Set in the 1960s during the height of the Cold War, you play as an American super agent with various codenames, such as Naked Snake and, later, Snake Eater.
Your task: Infiltrate the Soviet Union and rescue a top scientist from the clutches of a clan of rebels bent on creating a next generation of nuclear tank that could tip the scales of war in Mother Russia's favor.
There's plenty of opportunity for all-out action during a series of escalating battles with "bosses." These top evildoers put up quite a fight in innovative ways. One boss, for example, leaps from tree to tree, shooting you with a crossbow. Worse, special camouflage makes him invisible most of the time.
You'll spend as much time watching "Snake Eater" as you will playing it.
The M-rated game from Konami Digital Entertainment-America has hours of involving cinematics between missions that drive the twisted plot forward. Some might complain that these filmic interludes get in the way (this is a video game, not a movie, after all), but they're used effectively, dispensing key details in a well-crafted story.
The action can be frenetic, but overall success hinges on not being spotted by the myriad security patrols and sniffer dogs.
Ducking in the shadows and crawling in the tall grass is certainly one way, but wearing the right camouflage is important, too. You'll always know how hidden you are with the convenient "camo index" showing how well Snake blends into the surroundings.
Survival skills also come into play. "Snake Eater" takes a more realistic approach to health and vitality than many games, where health packs often magically appear.
You have to hunt and forage for sustenance, gathering nature's bounty, which includes crabs, pythons and mushrooms. Be careful: Raw meat eventually rots, and some things you find may be poisonous.
If you forget to eat and drain your stamina, your groaning stomach should serve as a nagging reminder that you've got the munchies. Staying full not only keeps your gut quiet: You can aim weapons better.
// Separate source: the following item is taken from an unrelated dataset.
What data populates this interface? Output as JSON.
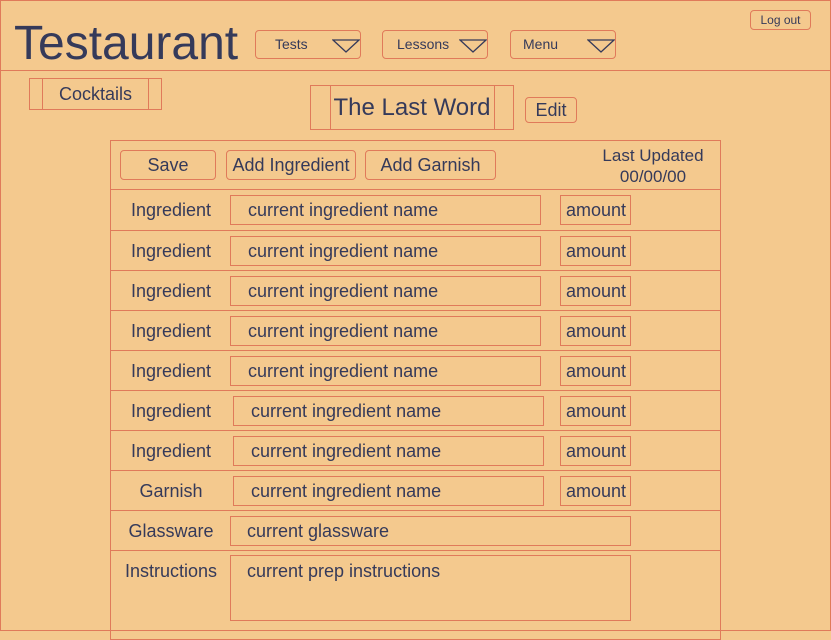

Stamina isn't the only factor. You have a health meter that shortens with every incoming bullet or snake bite. Again, though, there are no magic cure-alls. You'll have to manually patch wounds like broken bones or burns using ointments, bandages and sutures.
Better yet, save the game, turn off your PS2 and do something else for a while. When you return, you'll find Snake is well-rested and patched up.
There are many other excellent games in the so-called action-stealth genre, including "Tom Clancy's Splinter Cell." Few, however can match the likeable characters, interesting story and unique style of "Snake Eater."